AGs call on nine oil companies asking them to eliminate the illegal products from convenience and fuel retail locations that operate under their brand names
The National Association of Attorneys General (NAAG) sent a letter this week to the CEOs of nine oil companies asking them to help eliminate any synthetic drug sales from retail locations operating under their brand names. Over the past few years, dozens of owners, managers and employees of branded gas stations and convenience stores have been arrested for selling synthetic drugs.
Synthetic drugs, alternatives to cocaine, marijuana and methamphetamine, are illegal. The products started appearing in convenience stores, gas stations, tobacco shops and liquor stores over the last seven years. The attorneys general are asking the oil companies to take immediate action, including prohibiting franchisees from selling any synthetic drugs and revoking the company relationship with any station or convenience store that sells any kind of synthetic drug.
“The fact that synthetic drugs have been available at locations operating under respected brand names has only exacerbated an already growing problem,” reads the letter, which was signed by 43 state and territorial attorneys general.
“Young people are the most likely to use these dangerous drugs and their availability in stores operating under well-known brands gives the appearance of safety and legitimacy to very dangerous products.

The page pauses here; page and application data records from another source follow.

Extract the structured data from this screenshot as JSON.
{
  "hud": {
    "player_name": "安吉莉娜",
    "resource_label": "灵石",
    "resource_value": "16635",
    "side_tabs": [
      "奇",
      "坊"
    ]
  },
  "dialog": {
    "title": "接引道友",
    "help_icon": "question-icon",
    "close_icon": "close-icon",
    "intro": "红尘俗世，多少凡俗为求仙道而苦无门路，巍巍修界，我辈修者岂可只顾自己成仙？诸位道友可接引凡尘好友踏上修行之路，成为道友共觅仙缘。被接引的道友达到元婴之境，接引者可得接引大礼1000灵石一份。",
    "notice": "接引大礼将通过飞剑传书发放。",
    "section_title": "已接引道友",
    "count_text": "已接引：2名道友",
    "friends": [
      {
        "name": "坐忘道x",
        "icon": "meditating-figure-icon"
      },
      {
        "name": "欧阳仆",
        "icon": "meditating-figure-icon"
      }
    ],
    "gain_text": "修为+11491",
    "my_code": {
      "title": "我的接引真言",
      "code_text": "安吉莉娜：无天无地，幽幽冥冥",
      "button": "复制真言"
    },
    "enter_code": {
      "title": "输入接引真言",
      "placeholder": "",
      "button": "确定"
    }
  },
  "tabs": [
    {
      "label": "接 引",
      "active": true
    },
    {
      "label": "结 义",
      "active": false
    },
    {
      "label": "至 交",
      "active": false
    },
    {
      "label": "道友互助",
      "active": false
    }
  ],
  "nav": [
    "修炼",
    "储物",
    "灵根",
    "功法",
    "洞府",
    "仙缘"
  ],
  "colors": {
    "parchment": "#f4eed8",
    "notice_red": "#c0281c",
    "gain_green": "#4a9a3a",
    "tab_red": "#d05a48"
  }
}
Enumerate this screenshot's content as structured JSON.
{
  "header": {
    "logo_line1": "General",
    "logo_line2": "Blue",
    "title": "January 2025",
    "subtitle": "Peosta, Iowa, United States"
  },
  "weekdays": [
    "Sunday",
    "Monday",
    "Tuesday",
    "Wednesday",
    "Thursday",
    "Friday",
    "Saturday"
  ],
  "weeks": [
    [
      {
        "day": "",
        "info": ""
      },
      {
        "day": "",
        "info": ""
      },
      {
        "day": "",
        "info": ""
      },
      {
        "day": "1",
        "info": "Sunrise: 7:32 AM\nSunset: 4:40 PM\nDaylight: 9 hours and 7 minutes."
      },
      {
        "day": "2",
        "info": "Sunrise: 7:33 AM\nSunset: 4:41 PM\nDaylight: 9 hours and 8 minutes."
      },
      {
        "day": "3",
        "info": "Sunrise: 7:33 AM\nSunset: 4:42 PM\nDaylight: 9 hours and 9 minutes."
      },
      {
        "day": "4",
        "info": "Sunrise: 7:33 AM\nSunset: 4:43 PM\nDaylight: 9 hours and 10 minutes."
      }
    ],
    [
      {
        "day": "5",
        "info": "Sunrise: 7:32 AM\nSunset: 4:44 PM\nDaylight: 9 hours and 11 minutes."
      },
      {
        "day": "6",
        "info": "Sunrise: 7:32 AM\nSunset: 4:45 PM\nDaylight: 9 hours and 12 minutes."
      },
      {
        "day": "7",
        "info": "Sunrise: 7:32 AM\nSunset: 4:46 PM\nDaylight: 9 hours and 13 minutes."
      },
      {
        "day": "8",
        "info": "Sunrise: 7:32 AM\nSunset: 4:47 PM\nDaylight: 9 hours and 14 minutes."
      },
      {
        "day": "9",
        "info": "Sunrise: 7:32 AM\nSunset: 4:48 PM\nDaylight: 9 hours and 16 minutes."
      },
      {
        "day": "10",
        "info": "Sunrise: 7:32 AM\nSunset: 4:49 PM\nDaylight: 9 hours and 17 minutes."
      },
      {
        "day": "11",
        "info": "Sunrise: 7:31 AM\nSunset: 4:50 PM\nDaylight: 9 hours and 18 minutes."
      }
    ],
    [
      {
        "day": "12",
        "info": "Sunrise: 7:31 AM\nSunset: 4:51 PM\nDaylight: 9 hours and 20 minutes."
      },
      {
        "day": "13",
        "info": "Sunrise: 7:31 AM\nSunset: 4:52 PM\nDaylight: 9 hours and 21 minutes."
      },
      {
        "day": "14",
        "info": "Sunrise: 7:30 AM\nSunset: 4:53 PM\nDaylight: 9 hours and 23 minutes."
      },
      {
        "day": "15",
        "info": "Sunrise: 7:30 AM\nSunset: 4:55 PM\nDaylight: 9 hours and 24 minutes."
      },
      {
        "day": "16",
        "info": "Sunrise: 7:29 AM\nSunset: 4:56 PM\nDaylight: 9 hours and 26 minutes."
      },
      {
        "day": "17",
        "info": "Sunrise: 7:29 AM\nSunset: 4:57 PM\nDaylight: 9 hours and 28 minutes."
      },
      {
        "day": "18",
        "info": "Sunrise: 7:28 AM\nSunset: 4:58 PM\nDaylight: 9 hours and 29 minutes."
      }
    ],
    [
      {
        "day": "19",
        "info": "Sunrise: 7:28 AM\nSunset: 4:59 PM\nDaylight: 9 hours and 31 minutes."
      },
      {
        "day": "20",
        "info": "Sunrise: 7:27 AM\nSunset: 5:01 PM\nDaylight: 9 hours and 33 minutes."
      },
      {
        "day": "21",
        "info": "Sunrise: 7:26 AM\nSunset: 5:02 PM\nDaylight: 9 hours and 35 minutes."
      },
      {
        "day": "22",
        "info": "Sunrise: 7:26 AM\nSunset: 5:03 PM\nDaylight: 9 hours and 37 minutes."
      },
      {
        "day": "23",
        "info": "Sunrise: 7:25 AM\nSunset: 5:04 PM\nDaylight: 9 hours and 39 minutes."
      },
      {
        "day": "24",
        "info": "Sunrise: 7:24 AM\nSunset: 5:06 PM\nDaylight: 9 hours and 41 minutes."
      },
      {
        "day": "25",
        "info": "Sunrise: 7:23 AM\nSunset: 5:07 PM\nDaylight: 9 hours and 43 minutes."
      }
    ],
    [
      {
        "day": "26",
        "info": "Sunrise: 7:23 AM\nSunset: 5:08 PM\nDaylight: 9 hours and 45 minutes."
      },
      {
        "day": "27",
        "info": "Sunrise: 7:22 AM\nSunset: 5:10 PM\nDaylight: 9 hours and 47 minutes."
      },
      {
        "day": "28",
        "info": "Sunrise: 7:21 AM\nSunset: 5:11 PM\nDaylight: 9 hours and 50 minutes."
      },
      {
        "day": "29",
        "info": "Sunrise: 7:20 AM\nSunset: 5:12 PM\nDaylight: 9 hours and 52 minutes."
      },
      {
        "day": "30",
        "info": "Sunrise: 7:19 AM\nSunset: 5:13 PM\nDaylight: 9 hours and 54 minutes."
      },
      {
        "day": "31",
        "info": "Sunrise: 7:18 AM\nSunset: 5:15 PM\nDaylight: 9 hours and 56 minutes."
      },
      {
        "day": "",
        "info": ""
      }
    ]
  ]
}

Your companies spend millions of dollars on marketing campaigns designed to convince consumers that your brands are trustworthy. Enforcing strong policies against the sale of synthetic drugs in your retail locations can only protect your brand reputation while also protecting our youth.”